'It's been almost two years': Family of man who died in police encounter still waiting for answers
Sask. has had 16 people die in police incidents since 2000
This story is part of Deadly Force, a CBC News investigation into police-involved fatalities in Canada.
Josh Megeney's family still doesn't know what happened inside that bedroom.
They don't know why Megeney was in that house.
But they do know the 28-year-old died from bullet wounds after an encounter with police.
"We don't even know what happened to Josh and it's been almost two years," said John Megeney, Josh's father, in an interview from his home in Medicine Hat.
Deadly Force: 16 people died in police encounters in Sask. since 2000
A team of CBC researchers spent six months assembling the first Canada-wide database of every person who died or was killed during a police intervention.
Of the 461 deaths in the database, which captures the years 2000 to 2017, 16 happened in Saskatchewan.
Of those 16, 12 died from gunshot wounds. All but one were men.
Mystery surrounding fatal standoff
Megeney was one of those men.
His fatal encounter with Saskatoon police on Oct. 6, 2016 began with officers being called to the 500 Block of Avenue Q in for a report of break-in.
The homeowner told CBC News at the time that he called police after he came out and noticed something amiss.
Police said that when officers searched the home they saw Megeney through a doorway, holding a gun. Shots were fired.
Police have never clarified who shot first, or whether Megeney fired a gun at all.
By mid-morning, officers had swarmed the area. A tense standoff ensued. It ended when police entered the home and found the 28-year-old dead, nearly eight hours after officers first entered the house.
Scott Spencer, the lawyer now representing Megeney's family, said many questions remain about that day.
"This is a police involved shooting and we'd like to know how that came to be."
Wood chips in bullet wounds raise questions
At the time, Megeney's friends said he'd been living on the streets with his girlfriend, struggling with addictions.
Spencer says while details about the shooting are sparse, there is evidence that the bullets that killed Megeney were fired through a door.
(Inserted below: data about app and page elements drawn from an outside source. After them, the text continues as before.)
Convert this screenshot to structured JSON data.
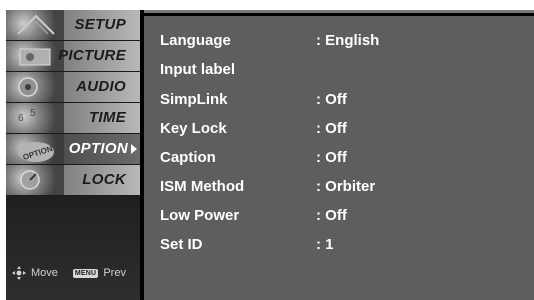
{
  "menu": {
    "items": [
      {
        "label": "SETUP"
      },
      {
        "label": "PICTURE"
      },
      {
        "label": "AUDIO"
      },
      {
        "label": "TIME"
      },
      {
        "label": "OPTION",
        "active": true
      },
      {
        "label": "LOCK"
      }
    ],
    "thumb_text": {
      "option": "OPTION"
    }
  },
  "footer": {
    "move_label": "Move",
    "menu_key": "MENU",
    "prev_label": "Prev"
  },
  "options": [
    {
      "name": "Language",
      "value": ": English"
    },
    {
      "name": "Input label",
      "value": ""
    },
    {
      "name": "SimpLink",
      "value": ": Off"
    },
    {
      "name": "Key Lock",
      "value": ": Off"
    },
    {
      "name": "Caption",
      "value": ": Off"
    },
    {
      "name": "ISM Method",
      "value": ": Orbiter"
    },
    {
      "name": "Low Power",
      "value": ": Off"
    },
    {
      "name": "Set ID",
      "value": ": 1"
    }
  ],
  "colors": {
    "panel": "#5e5e5e",
    "active_label": "#ffffff",
    "label": "#1c1c1c"
  }
}
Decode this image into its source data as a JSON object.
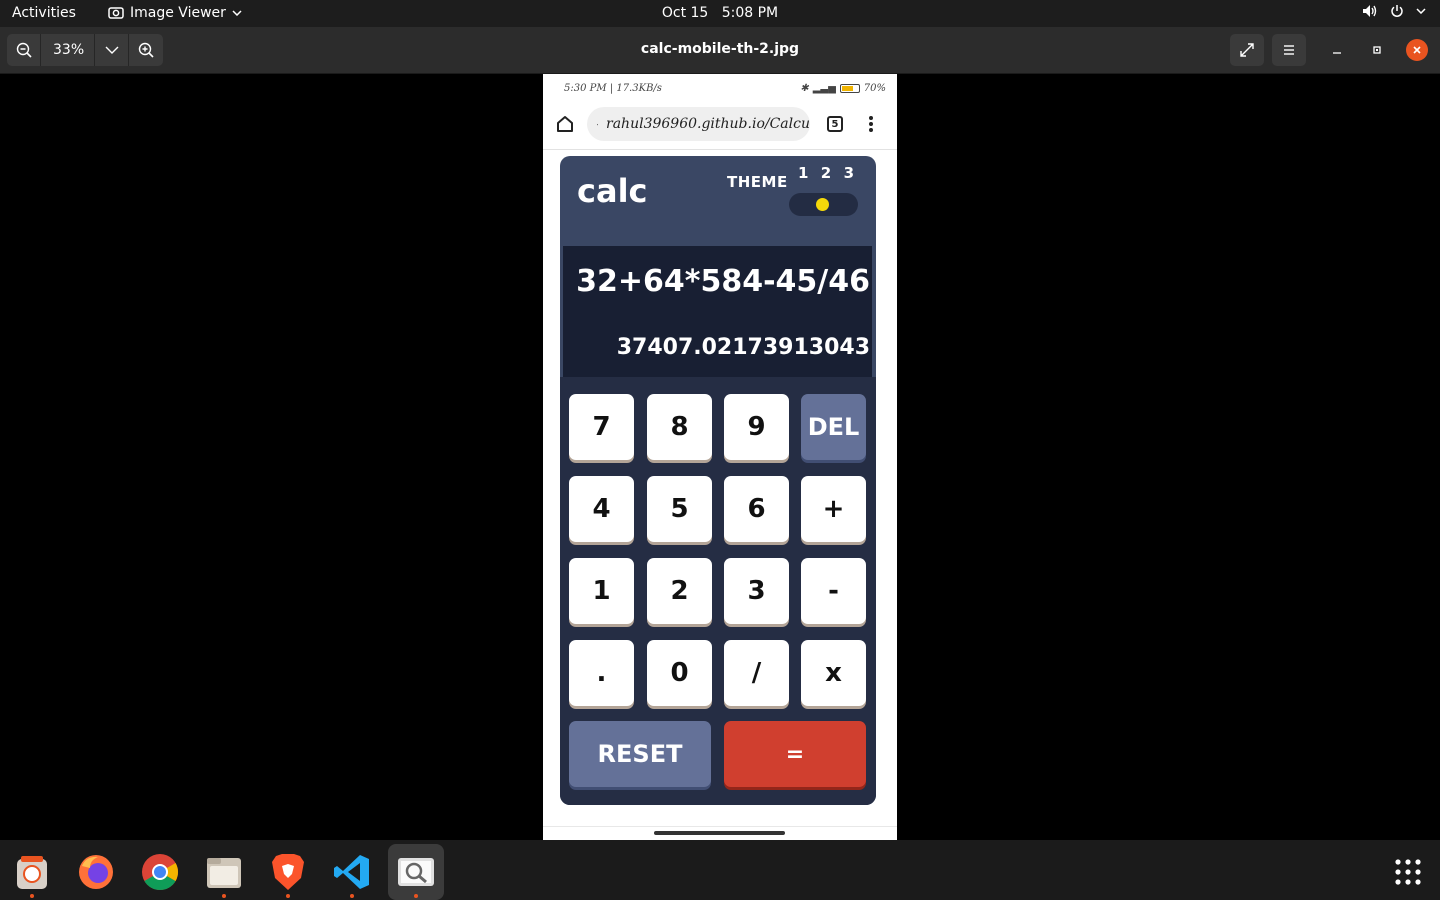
{
  "topbar": {
    "activities": "Activities",
    "app_name": "Image Viewer",
    "clock_date": "Oct 15",
    "clock_time": "5:08 PM"
  },
  "headerbar": {
    "zoom": "33%",
    "title": "calc-mobile-th-2.jpg"
  },
  "phone": {
    "status_left": "5:30 PM | 17.3KB/s",
    "battery": "70%",
    "battery_level": 0.7,
    "url": "rahul396960.github.io/Calcu",
    "tab_count": "5"
  },
  "calc": {
    "logo": "calc",
    "theme_label": "THEME",
    "theme_options": [
      "1",
      "2",
      "3"
    ],
    "expression": "32+64*584-45/46",
    "result": "37407.02173913043",
    "keys": {
      "k7": "7",
      "k8": "8",
      "k9": "9",
      "del": "DEL",
      "k4": "4",
      "k5": "5",
      "k6": "6",
      "plus": "+",
      "k1": "1",
      "k2": "2",
      "k3": "3",
      "minus": "-",
      "dot": ".",
      "k0": "0",
      "divide": "/",
      "multiply": "x",
      "reset": "RESET",
      "equals": "="
    },
    "colors": {
      "main_bg": "#3a4764",
      "screen_bg": "#181f33",
      "keypad_bg": "#252d44",
      "key_bg": "#ffffff",
      "del_reset_bg": "#647198",
      "equals_bg": "#d03f2f",
      "toggle_knob": "#f5d90a"
    }
  },
  "dock": {
    "items": [
      "ubuntu-software-icon",
      "firefox-icon",
      "chrome-icon",
      "files-icon",
      "brave-icon",
      "vscode-icon",
      "image-viewer-icon"
    ],
    "apps_grid": "show-applications-icon"
  }
}
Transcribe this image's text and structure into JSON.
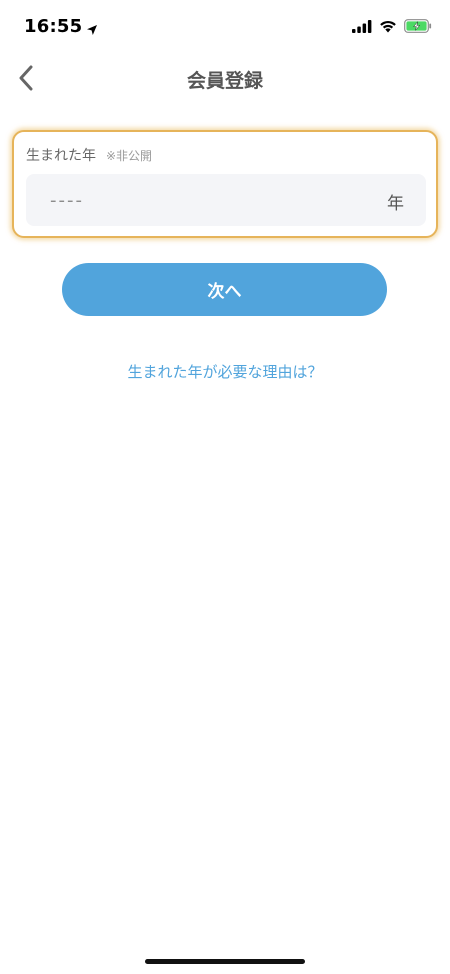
{
  "status_bar": {
    "time": "16:55",
    "icons": [
      "location-arrow-icon",
      "cellular-signal-icon",
      "wifi-icon",
      "battery-charging-icon"
    ],
    "battery_color": "#4cd964"
  },
  "nav": {
    "title": "会員登録",
    "back_icon": "chevron-left-icon"
  },
  "form": {
    "label": "生まれた年",
    "note": "※非公開",
    "year_input": {
      "value": "",
      "placeholder": "----"
    },
    "unit": "年"
  },
  "actions": {
    "next_label": "次へ",
    "reason_link": "生まれた年が必要な理由は？"
  },
  "colors": {
    "accent": "#51a4dc",
    "focus_border": "#e6b45a",
    "input_bg": "#f4f5f8"
  }
}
The family was told there were wood chips embedded in his wounds.
"There is some suggestion he was shot through a door and that's a long ways away from an individual pointing a weapon at a police officer," Spencer said.
The information about the wood chips came from the brief autopsy report, Spencer said, but that is all the information the family has gleaned from police.
The family hasn't heard any further details about the case. They don't know the names of the officers involved. They don't know if any charges will be laid against anybody.
And while Spencer says he respects the criminal investigations process, he thinks there has to be a better way to get families more timely information.
Unclear if charges will be laid
Saskatoon Police Service spokesperson Alyson Edwards said in a written statement that there is an "ongoing review by the Crown" and there was oversight from Ministry of Justice.
In a statement, the ministry of justice confirmed that an independent observer has been appointed, but would not say who that observer was. The statement also said the at-issue charges can not be addressed.
That means it's unclear if there will be an inquest into Megeney's death.
Saskatoon Police Service Superintendent Brian Shalovelo could not speak directly to the Megeney case, but says there are circumstances where an officer feels their life or someone else's life is in danger and lethal force is needed.
"We've had situations where for the protection of their life or protection of others they have used their firearm because they have to stop the threat immediate and there is no lesser tool available that can do that so that's why they use their firearm," he said.
The family, Spencer says, simply wants answers.
"Facts aren't going to bring Josh back, but certainly will help the family put it in perspective and know what the circumstances were," he said.
Spencer says the family is prepared for any outcome in the case and are prepared to acknowledge that Megeney had broken into the house.
"We are 16, 17 months after the tragedy and mom and dad are sitting in Medicine Hat and they really don't what happened to their son and I think we can all put ourselves in their situation and realize how difficult that is," Spencer said.
"We talk about healing, well it's tough to get that started when you don't know."